_SOURCE MATERIAL_

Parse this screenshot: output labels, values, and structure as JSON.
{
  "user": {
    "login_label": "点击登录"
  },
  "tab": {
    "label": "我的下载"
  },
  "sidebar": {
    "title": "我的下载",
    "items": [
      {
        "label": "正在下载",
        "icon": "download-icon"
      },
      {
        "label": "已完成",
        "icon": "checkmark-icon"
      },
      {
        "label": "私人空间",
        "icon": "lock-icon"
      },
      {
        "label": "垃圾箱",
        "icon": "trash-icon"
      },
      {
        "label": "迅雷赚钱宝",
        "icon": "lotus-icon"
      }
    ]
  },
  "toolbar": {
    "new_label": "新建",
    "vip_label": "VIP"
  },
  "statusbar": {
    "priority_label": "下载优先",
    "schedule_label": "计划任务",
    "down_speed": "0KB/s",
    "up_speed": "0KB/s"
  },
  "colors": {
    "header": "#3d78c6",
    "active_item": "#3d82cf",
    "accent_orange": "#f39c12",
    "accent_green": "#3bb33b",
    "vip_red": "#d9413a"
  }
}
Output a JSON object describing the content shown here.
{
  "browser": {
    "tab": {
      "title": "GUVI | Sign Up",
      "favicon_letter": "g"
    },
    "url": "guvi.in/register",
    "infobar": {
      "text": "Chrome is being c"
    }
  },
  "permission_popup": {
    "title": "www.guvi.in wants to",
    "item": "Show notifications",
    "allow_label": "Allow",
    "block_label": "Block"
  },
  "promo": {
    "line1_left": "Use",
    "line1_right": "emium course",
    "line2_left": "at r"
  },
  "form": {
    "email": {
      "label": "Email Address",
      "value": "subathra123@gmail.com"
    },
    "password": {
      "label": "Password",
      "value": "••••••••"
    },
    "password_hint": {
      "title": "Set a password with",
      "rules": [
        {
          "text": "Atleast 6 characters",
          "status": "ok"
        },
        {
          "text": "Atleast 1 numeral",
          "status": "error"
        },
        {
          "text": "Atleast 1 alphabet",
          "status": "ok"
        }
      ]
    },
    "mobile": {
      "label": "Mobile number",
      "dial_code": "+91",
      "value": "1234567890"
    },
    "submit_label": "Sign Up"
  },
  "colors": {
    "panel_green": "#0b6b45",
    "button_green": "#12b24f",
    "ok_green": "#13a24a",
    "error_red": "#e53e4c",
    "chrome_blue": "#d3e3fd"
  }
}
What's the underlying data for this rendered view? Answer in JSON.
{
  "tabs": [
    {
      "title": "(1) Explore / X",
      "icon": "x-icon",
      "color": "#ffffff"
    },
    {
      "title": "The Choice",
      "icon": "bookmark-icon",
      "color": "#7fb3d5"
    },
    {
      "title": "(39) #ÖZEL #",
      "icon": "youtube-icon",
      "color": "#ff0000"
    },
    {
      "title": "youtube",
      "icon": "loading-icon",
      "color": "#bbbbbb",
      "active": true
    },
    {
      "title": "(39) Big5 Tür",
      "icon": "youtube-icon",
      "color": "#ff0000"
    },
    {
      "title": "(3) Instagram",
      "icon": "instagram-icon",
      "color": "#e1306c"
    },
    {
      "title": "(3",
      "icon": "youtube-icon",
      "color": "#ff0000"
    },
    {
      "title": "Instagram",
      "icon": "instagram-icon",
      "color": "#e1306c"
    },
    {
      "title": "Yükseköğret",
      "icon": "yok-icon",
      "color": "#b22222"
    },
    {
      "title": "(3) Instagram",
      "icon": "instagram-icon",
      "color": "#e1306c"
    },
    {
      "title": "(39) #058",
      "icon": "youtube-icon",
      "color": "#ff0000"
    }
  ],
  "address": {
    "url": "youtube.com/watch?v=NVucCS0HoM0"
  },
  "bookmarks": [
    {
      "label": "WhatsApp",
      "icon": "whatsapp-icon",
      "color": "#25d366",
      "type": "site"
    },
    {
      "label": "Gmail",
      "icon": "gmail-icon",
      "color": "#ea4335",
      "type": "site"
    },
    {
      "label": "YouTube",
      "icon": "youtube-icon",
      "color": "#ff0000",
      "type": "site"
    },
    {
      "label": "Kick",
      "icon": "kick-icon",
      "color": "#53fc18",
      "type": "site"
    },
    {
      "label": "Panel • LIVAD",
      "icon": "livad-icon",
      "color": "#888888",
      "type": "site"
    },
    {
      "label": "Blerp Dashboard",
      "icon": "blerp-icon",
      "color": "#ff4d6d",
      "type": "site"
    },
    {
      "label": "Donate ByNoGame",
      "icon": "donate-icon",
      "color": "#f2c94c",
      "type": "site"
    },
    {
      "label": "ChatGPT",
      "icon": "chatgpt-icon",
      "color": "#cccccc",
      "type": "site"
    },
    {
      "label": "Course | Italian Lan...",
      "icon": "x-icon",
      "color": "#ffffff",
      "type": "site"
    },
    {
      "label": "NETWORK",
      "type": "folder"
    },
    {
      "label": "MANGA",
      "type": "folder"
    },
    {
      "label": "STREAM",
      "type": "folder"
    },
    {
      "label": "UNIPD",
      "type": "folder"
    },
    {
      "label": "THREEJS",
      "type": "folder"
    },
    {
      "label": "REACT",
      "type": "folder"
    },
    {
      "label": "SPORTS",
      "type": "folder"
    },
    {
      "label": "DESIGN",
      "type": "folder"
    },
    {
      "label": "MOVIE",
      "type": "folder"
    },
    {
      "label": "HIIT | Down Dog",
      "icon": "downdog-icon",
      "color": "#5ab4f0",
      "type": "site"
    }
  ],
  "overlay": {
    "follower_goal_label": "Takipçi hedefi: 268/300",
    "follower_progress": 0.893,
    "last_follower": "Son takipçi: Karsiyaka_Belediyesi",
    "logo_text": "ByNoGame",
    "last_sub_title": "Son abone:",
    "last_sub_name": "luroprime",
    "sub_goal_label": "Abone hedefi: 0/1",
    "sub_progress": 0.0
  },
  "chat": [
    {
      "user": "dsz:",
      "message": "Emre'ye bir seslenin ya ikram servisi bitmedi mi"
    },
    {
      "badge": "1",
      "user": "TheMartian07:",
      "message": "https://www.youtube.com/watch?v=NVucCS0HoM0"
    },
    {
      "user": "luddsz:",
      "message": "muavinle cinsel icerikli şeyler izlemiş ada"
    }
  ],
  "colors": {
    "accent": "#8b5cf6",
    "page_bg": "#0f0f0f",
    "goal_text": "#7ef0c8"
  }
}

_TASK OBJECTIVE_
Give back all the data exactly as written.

_TASK RESPONSE_
Parse this screenshot: output labels, values, and structure as JSON.
{
  "user": {
    "login_label": "点击登录"
  },
  "tab": {
    "label": "我的下载"
  },
  "sidebar": {
    "title": "我的下载",
    "items": [
      {
        "label": "正在下载",
        "icon": "download-icon"
      },
      {
        "label": "已完成",
        "icon": "checkmark-icon"
      },
      {
        "label": "私人空间",
        "icon": "lock-icon"
      },
      {
        "label": "垃圾箱",
        "icon": "trash-icon"
      },
      {
        "label": "迅雷赚钱宝",
        "icon": "lotus-icon"
      }
    ]
  },
  "toolbar": {
    "new_label": "新建",
    "vip_label": "VIP"
  },
  "statusbar": {
    "priority_label": "下载优先",
    "schedule_label": "计划任务",
    "down_speed": "0KB/s",
    "up_speed": "0KB/s"
  },
  "colors": {
    "header": "#3d78c6",
    "active_item": "#3d82cf",
    "accent_orange": "#f39c12",
    "accent_green": "#3bb33b",
    "vip_red": "#d9413a"
  }
}
Output a JSON object describing the content shown here.
{
  "browser": {
    "tab": {
      "title": "GUVI | Sign Up",
      "favicon_letter": "g"
    },
    "url": "guvi.in/register",
    "infobar": {
      "text": "Chrome is being c"
    }
  },
  "permission_popup": {
    "title": "www.guvi.in wants to",
    "item": "Show notifications",
    "allow_label": "Allow",
    "block_label": "Block"
  },
  "promo": {
    "line1_left": "Use",
    "line1_right": "emium course",
    "line2_left": "at r"
  },
  "form": {
    "email": {
      "label": "Email Address",
      "value": "subathra123@gmail.com"
    },
    "password": {
      "label": "Password",
      "value": "••••••••"
    },
    "password_hint": {
      "title": "Set a password with",
      "rules": [
        {
          "text": "Atleast 6 characters",
          "status": "ok"
        },
        {
          "text": "Atleast 1 numeral",
          "status": "error"
        },
        {
          "text": "Atleast 1 alphabet",
          "status": "ok"
        }
      ]
    },
    "mobile": {
      "label": "Mobile number",
      "dial_code": "+91",
      "value": "1234567890"
    },
    "submit_label": "Sign Up"
  },
  "colors": {
    "panel_green": "#0b6b45",
    "button_green": "#12b24f",
    "ok_green": "#13a24a",
    "error_red": "#e53e4c",
    "chrome_blue": "#d3e3fd"
  }
}
What's the underlying data for this rendered view? Answer in JSON.
{
  "tabs": [
    {
      "title": "(1) Explore / X",
      "icon": "x-icon",
      "color": "#ffffff"
    },
    {
      "title": "The Choice",
      "icon": "bookmark-icon",
      "color": "#7fb3d5"
    },
    {
      "title": "(39) #ÖZEL #",
      "icon": "youtube-icon",
      "color": "#ff0000"
    },
    {
      "title": "youtube",
      "icon": "loading-icon",
      "color": "#bbbbbb",
      "active": true
    },
    {
      "title": "(39) Big5 Tür",
      "icon": "youtube-icon",
      "color": "#ff0000"
    },
    {
      "title": "(3) Instagram",
      "icon": "instagram-icon",
      "color": "#e1306c"
    },
    {
      "title": "(3",
      "icon": "youtube-icon",
      "color": "#ff0000"
    },
    {
      "title": "Instagram",
      "icon": "instagram-icon",
      "color": "#e1306c"
    },
    {
      "title": "Yükseköğret",
      "icon": "yok-icon",
      "color": "#b22222"
    },
    {
      "title": "(3) Instagram",
      "icon": "instagram-icon",
      "color": "#e1306c"
    },
    {
      "title": "(39) #058",
      "icon": "youtube-icon",
      "color": "#ff0000"
    }
  ],
  "address": {
    "url": "youtube.com/watch?v=NVucCS0HoM0"
  },
  "bookmarks": [
    {
      "label": "WhatsApp",
      "icon": "whatsapp-icon",
      "color": "#25d366",
      "type": "site"
    },
    {
      "label": "Gmail",
      "icon": "gmail-icon",
      "color": "#ea4335",
      "type": "site"
    },
    {
      "label": "YouTube",
      "icon": "youtube-icon",
      "color": "#ff0000",
      "type": "site"
    },
    {
      "label": "Kick",
      "icon": "kick-icon",
      "color": "#53fc18",
      "type": "site"
    },
    {
      "label": "Panel • LIVAD",
      "icon": "livad-icon",
      "color": "#888888",
      "type": "site"
    },
    {
      "label": "Blerp Dashboard",
      "icon": "blerp-icon",
      "color": "#ff4d6d",
      "type": "site"
    },
    {
      "label": "Donate ByNoGame",
      "icon": "donate-icon",
      "color": "#f2c94c",
      "type": "site"
    },
    {
      "label": "ChatGPT",
      "icon": "chatgpt-icon",
      "color": "#cccccc",
      "type": "site"
    },
    {
      "label": "Course | Italian Lan...",
      "icon": "x-icon",
      "color": "#ffffff",
      "type": "site"
    },
    {
      "label": "NETWORK",
      "type": "folder"
    },
    {
      "label": "MANGA",
      "type": "folder"
    },
    {
      "label": "STREAM",
      "type": "folder"
    },
    {
      "label": "UNIPD",
      "type": "folder"
    },
    {
      "label": "THREEJS",
      "type": "folder"
    },
    {
      "label": "REACT",
      "type": "folder"
    },
    {
      "label": "SPORTS",
      "type": "folder"
    },
    {
      "label": "DESIGN",
      "type": "folder"
    },
    {
      "label": "MOVIE",
      "type": "folder"
    },
    {
      "label": "HIIT | Down Dog",
      "icon": "downdog-icon",
      "color": "#5ab4f0",
      "type": "site"
    }
  ],
  "overlay": {
    "follower_goal_label": "Takipçi hedefi: 268/300",
    "follower_progress": 0.893,
    "last_follower": "Son takipçi: Karsiyaka_Belediyesi",
    "logo_text": "ByNoGame",
    "last_sub_title": "Son abone:",
    "last_sub_name": "luroprime",
    "sub_goal_label": "Abone hedefi: 0/1",
    "sub_progress": 0.0
  },
  "chat": [
    {
      "user": "dsz:",
      "message": "Emre'ye bir seslenin ya ikram servisi bitmedi mi"
    },
    {
      "badge": "1",
      "user": "TheMartian07:",
      "message": "https://www.youtube.com/watch?v=NVucCS0HoM0"
    },
    {
      "user": "luddsz:",
      "message": "muavinle cinsel icerikli şeyler izlemiş ada"
    }
  ],
  "colors": {
    "accent": "#8b5cf6",
    "page_bg": "#0f0f0f",
    "goal_text": "#7ef0c8"
  }
}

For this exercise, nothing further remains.